** RECORD EXTRACTS **
----------

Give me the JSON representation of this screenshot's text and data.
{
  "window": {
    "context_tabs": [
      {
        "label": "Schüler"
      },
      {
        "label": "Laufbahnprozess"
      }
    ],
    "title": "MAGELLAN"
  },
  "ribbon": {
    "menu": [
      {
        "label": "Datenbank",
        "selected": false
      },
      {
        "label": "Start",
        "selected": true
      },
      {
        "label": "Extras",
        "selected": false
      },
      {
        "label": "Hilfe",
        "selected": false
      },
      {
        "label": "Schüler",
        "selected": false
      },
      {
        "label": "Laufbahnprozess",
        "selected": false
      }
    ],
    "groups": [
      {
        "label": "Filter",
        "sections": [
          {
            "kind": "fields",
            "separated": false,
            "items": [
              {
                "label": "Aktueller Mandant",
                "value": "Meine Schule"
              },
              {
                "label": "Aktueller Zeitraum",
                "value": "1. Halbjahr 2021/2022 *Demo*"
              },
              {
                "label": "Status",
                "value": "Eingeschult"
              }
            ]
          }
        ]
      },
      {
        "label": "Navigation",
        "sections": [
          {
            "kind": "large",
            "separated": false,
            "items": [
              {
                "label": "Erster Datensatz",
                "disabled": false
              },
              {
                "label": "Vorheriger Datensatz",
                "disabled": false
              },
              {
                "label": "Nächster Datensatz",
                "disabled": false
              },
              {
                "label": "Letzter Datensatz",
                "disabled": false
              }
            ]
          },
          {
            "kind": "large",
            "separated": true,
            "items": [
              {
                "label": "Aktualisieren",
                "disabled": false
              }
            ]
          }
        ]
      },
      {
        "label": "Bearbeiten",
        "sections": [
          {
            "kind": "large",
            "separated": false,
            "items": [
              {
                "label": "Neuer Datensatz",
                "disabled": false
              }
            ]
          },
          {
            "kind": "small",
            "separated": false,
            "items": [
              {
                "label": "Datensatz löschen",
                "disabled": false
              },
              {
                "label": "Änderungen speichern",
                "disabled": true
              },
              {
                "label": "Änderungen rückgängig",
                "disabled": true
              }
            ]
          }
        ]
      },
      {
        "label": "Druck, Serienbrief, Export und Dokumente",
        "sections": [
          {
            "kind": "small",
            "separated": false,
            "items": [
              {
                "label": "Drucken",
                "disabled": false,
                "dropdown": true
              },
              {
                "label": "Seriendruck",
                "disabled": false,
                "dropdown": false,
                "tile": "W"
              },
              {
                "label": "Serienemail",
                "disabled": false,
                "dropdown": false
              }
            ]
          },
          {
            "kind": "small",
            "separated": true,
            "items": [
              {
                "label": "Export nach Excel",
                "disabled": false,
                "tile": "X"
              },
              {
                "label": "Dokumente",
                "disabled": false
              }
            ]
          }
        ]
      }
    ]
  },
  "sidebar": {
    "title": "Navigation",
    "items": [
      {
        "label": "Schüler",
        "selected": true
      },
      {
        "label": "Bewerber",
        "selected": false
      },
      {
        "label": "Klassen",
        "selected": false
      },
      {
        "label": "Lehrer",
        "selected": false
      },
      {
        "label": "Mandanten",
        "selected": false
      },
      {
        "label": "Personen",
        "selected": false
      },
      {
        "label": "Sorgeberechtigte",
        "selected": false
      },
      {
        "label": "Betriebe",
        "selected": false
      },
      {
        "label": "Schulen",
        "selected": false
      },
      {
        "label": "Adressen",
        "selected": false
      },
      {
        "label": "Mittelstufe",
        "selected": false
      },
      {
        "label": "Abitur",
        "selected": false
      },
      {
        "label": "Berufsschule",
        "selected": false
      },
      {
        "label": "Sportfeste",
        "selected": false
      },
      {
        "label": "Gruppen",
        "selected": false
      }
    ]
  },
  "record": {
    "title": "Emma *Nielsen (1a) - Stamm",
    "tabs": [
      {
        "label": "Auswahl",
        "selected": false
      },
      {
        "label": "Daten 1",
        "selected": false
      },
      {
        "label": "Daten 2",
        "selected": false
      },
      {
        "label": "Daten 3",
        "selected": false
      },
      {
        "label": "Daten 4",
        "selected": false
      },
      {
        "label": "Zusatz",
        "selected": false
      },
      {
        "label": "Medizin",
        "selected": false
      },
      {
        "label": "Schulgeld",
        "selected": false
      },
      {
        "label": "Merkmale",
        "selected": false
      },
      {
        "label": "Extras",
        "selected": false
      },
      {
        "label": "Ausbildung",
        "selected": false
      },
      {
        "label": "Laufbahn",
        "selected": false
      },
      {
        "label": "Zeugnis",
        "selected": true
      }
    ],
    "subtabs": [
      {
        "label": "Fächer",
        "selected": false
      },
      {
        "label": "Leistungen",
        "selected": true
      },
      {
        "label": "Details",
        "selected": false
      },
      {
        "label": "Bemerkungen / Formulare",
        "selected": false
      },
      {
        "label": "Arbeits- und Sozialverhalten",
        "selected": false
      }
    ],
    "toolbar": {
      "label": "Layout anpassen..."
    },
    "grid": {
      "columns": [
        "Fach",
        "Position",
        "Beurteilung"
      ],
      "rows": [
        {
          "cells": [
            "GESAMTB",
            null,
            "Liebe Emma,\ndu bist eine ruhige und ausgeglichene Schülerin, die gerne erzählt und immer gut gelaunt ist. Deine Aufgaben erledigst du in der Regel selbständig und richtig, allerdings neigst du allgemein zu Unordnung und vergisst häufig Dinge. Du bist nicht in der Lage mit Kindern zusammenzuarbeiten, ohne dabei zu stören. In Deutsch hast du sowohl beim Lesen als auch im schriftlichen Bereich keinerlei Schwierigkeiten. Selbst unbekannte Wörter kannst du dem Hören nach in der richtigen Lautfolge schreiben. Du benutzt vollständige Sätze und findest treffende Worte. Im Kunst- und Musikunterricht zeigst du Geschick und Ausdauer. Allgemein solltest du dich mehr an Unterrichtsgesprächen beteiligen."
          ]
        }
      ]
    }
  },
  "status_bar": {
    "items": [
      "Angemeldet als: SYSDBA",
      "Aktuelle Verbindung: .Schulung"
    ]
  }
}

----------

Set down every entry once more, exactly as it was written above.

Give me the JSON representation of this screenshot's text and data.
{
  "window": {
    "context_tabs": [
      {
        "label": "Schüler"
      },
      {
        "label": "Laufbahnprozess"
      }
    ],
    "title": "MAGELLAN"
  },
  "ribbon": {
    "menu": [
      {
        "label": "Datenbank",
        "selected": false
      },
      {
        "label": "Start",
        "selected": true
      },
      {
        "label": "Extras",
        "selected": false
      },
      {
        "label": "Hilfe",
        "selected": false
      },
      {
        "label": "Schüler",
        "selected": false
      },
      {
        "label": "Laufbahnprozess",
        "selected": false
      }
    ],
    "groups": [
      {
        "label": "Filter",
        "sections": [
          {
            "kind": "fields",
            "separated": false,
            "items": [
              {
                "label": "Aktueller Mandant",
                "value": "Meine Schule"
              },
              {
                "label": "Aktueller Zeitraum",
                "value": "1. Halbjahr 2021/2022 *Demo*"
              },
              {
                "label": "Status",
                "value": "Eingeschult"
              }
            ]
          }
        ]
      },
      {
        "label": "Navigation",
        "sections": [
          {
            "kind": "large",
            "separated": false,
            "items": [
              {
                "label": "Erster Datensatz",
                "disabled": false
              },
              {
                "label": "Vorheriger Datensatz",
                "disabled": false
              },
              {
                "label": "Nächster Datensatz",
                "disabled": false
              },
              {
                "label": "Letzter Datensatz",
                "disabled": false
              }
            ]
          },
          {
            "kind": "large",
            "separated": true,
            "items": [
              {
                "label": "Aktualisieren",
                "disabled": false
              }
            ]
          }
        ]
      },
      {
        "label": "Bearbeiten",
        "sections": [
          {
            "kind": "large",
            "separated": false,
            "items": [
              {
                "label": "Neuer Datensatz",
                "disabled": false
              }
            ]
          },
          {
            "kind": "small",
            "separated": false,
            "items": [
              {
                "label": "Datensatz löschen",
                "disabled": false
              },
              {
                "label": "Änderungen speichern",
                "disabled": true
              },
              {
                "label": "Änderungen rückgängig",
                "disabled": true
              }
            ]
          }
        ]
      },
      {
        "label": "Druck, Serienbrief, Export und Dokumente",
        "sections": [
          {
            "kind": "small",
            "separated": false,
            "items": [
              {
                "label": "Drucken",
                "disabled": false,
                "dropdown": true
              },
              {
                "label": "Seriendruck",
                "disabled": false,
                "dropdown": false,
                "tile": "W"
              },
              {
                "label": "Serienemail",
                "disabled": false,
                "dropdown": false
              }
            ]
          },
          {
            "kind": "small",
            "separated": true,
            "items": [
              {
                "label": "Export nach Excel",
                "disabled": false,
                "tile": "X"
              },
              {
                "label": "Dokumente",
                "disabled": false
              }
            ]
          }
        ]
      }
    ]
  },
  "sidebar": {
    "title": "Navigation",
    "items": [
      {
        "label": "Schüler",
        "selected": true
      },
      {
        "label": "Bewerber",
        "selected": false
      },
      {
        "label": "Klassen",
        "selected": false
      },
      {
        "label": "Lehrer",
        "selected": false
      },
      {
        "label": "Mandanten",
        "selected": false
      },
      {
        "label": "Personen",
        "selected": false
      },
      {
        "label": "Sorgeberechtigte",
        "selected": false
      },
      {
        "label": "Betriebe",
        "selected": false
      },
      {
        "label": "Schulen",
        "selected": false
      },
      {
        "label": "Adressen",
        "selected": false
      },
      {
        "label": "Mittelstufe",
        "selected": false
      },
      {
        "label": "Abitur",
        "selected": false
      },
      {
        "label": "Berufsschule",
        "selected": false
      },
      {
        "label": "Sportfeste",
        "selected": false
      },
      {
        "label": "Gruppen",
        "selected": false
      }
    ]
  },
  "record": {
    "title": "Emma *Nielsen (1a) - Stamm",
    "tabs": [
      {
        "label": "Auswahl",
        "selected": false
      },
      {
        "label": "Daten 1",
        "selected": false
      },
      {
        "label": "Daten 2",
        "selected": false
      },
      {
        "label": "Daten 3",
        "selected": false
      },
      {
        "label": "Daten 4",
        "selected": false
      },
      {
        "label": "Zusatz",
        "selected": false
      },
      {
        "label": "Medizin",
        "selected": false
      },
      {
        "label": "Schulgeld",
        "selected": false
      },
      {
        "label": "Merkmale",
        "selected": false
      },
      {
        "label": "Extras",
        "selected": false
      },
      {
        "label": "Ausbildung",
        "selected": false
      },
      {
        "label": "Laufbahn",
        "selected": false
      },
      {
        "label": "Zeugnis",
        "selected": true
      }
    ],
    "subtabs": [
      {
        "label": "Fächer",
        "selected": false
      },
      {
        "label": "Leistungen",
        "selected": true
      },
      {
        "label": "Details",
        "selected": false
      },
      {
        "label": "Bemerkungen / Formulare",
        "selected": false
      },
      {
        "label": "Arbeits- und Sozialverhalten",
        "selected": false
      }
    ],
    "toolbar": {
      "label": "Layout anpassen..."
    },
    "grid": {
      "columns": [
        "Fach",
        "Position",
        "Beurteilung"
      ],
      "rows": [
        {
          "cells": [
            "GESAMTB",
            null,
            "Liebe Emma,\ndu bist eine ruhige und ausgeglichene Schülerin, die gerne erzählt und immer gut gelaunt ist. Deine Aufgaben erledigst du in der Regel selbständig und richtig, allerdings neigst du allgemein zu Unordnung und vergisst häufig Dinge. Du bist nicht in der Lage mit Kindern zusammenzuarbeiten, ohne dabei zu stören. In Deutsch hast du sowohl beim Lesen als auch im schriftlichen Bereich keinerlei Schwierigkeiten. Selbst unbekannte Wörter kannst du dem Hören nach in der richtigen Lautfolge schreiben. Du benutzt vollständige Sätze und findest treffende Worte. Im Kunst- und Musikunterricht zeigst du Geschick und Ausdauer. Allgemein solltest du dich mehr an Unterrichtsgesprächen beteiligen."
          ]
        }
      ]
    }
  },
  "status_bar": {
    "items": [
      "Angemeldet als: SYSDBA",
      "Aktuelle Verbindung: .Schulung"
    ]
  }
}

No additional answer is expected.